Given data ▸
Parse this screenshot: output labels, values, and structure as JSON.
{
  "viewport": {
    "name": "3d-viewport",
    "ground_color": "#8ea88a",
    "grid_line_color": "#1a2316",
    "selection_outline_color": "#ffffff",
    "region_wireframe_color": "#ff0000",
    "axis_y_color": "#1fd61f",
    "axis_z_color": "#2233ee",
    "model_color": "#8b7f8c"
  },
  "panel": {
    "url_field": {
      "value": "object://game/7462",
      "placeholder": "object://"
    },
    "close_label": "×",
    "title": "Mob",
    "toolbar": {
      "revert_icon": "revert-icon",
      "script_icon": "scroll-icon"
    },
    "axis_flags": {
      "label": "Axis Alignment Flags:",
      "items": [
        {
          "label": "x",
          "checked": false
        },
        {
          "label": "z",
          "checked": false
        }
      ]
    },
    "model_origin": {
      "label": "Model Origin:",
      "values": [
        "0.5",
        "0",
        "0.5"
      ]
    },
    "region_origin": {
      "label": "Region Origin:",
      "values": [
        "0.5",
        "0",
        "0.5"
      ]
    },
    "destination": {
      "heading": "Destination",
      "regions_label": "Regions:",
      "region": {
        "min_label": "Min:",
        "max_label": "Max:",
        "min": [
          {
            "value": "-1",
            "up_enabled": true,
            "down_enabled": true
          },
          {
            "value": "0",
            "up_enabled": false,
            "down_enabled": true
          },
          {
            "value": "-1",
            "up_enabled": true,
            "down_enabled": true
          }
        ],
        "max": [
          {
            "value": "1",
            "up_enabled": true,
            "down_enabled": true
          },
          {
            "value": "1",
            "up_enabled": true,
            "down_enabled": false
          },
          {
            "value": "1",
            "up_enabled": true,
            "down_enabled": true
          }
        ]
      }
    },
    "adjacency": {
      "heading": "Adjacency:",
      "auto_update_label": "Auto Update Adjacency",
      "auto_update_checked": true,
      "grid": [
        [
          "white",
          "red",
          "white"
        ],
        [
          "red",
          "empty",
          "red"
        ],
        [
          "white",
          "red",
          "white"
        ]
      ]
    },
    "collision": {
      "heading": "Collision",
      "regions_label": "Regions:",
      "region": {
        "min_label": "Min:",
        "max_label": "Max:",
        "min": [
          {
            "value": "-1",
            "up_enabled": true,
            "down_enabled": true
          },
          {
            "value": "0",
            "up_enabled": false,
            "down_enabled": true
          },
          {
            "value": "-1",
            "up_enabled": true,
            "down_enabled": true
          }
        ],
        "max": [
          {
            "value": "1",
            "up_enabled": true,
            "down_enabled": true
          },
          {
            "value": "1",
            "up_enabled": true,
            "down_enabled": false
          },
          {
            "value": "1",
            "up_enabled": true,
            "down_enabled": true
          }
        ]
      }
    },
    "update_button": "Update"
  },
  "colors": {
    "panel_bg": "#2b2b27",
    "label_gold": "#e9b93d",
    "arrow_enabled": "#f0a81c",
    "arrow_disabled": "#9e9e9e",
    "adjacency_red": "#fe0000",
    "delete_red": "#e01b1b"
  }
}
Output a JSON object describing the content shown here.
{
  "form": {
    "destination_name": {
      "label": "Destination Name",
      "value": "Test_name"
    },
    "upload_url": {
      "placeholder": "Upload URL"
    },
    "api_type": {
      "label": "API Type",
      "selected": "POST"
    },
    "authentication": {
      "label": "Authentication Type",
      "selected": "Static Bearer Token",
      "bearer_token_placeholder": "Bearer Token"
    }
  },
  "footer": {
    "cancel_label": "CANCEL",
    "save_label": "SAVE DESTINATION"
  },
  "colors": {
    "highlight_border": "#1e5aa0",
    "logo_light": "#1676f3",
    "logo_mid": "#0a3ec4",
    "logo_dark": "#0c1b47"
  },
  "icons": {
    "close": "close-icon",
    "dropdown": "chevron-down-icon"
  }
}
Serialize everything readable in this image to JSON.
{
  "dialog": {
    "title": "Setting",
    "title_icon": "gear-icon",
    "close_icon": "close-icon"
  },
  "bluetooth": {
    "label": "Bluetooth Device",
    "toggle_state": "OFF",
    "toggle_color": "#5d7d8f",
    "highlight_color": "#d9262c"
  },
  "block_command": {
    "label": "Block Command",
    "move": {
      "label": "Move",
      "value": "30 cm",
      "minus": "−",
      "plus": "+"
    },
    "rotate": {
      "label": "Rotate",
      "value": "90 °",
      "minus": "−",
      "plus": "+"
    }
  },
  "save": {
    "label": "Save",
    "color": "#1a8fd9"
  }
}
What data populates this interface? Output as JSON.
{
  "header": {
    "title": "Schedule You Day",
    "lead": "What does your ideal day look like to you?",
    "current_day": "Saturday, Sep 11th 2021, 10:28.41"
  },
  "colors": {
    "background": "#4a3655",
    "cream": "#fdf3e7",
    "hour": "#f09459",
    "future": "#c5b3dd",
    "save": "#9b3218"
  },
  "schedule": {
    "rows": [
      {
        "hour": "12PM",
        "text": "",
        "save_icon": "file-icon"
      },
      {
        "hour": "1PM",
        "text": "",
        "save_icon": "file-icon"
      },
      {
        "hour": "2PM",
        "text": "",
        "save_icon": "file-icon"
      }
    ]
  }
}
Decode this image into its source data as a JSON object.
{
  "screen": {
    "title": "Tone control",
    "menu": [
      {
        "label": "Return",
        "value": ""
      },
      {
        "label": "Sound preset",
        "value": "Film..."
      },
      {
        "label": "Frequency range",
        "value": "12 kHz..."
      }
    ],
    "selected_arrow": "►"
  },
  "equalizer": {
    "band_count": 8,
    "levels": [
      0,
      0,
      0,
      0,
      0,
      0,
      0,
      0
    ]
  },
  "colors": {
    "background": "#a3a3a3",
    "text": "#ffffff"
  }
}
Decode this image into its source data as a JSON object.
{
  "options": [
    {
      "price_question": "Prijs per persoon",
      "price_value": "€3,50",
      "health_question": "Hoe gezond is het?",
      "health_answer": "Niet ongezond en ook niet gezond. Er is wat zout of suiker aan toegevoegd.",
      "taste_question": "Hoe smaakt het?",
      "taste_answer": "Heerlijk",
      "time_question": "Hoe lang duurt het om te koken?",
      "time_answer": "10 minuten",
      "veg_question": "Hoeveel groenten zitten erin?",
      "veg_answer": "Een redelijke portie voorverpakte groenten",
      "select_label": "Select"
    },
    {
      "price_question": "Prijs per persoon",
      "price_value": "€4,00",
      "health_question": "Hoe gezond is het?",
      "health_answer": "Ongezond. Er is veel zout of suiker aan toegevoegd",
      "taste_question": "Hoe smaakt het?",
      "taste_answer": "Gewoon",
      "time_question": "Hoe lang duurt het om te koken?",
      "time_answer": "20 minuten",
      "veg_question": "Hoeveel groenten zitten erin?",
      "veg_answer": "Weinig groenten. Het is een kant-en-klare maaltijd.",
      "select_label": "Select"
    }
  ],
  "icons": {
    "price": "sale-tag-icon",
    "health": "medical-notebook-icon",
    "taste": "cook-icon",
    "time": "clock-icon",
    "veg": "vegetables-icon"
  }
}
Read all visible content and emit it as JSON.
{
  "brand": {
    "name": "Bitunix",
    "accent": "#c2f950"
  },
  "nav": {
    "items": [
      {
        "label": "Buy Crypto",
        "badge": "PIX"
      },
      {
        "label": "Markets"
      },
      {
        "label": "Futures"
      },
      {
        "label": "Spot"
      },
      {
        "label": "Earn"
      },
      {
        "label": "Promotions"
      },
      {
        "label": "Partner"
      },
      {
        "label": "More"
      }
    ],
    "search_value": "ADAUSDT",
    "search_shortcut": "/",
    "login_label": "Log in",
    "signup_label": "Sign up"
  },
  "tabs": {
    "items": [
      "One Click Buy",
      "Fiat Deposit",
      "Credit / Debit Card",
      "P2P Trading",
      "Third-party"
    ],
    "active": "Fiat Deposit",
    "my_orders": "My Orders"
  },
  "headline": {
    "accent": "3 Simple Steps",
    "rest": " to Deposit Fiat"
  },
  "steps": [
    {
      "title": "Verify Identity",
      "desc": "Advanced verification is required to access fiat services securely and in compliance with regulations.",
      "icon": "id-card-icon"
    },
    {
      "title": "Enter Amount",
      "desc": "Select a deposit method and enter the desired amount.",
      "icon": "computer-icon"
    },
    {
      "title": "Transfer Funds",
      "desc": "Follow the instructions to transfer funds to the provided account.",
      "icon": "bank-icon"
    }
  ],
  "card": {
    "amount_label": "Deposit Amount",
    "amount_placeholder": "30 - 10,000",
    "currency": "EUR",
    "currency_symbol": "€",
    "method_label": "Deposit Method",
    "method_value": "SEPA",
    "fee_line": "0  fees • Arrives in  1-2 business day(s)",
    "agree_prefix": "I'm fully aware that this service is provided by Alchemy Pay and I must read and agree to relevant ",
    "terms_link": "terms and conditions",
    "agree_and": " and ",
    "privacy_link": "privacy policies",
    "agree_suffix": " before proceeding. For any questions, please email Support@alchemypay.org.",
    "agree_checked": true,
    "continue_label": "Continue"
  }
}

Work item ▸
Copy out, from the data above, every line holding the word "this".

Result ▸
Parse this screenshot: output labels, values, and structure as JSON.
Serialize everything readable in this image to JSON.
What data populates this interface? Output as JSON.
Decode this image into its source data as a JSON object.
Decode this image into its source data as a JSON object.
    "agree_prefix": "I'm fully aware that this service is provided by Alchemy Pay and I must read and agree to relevant ",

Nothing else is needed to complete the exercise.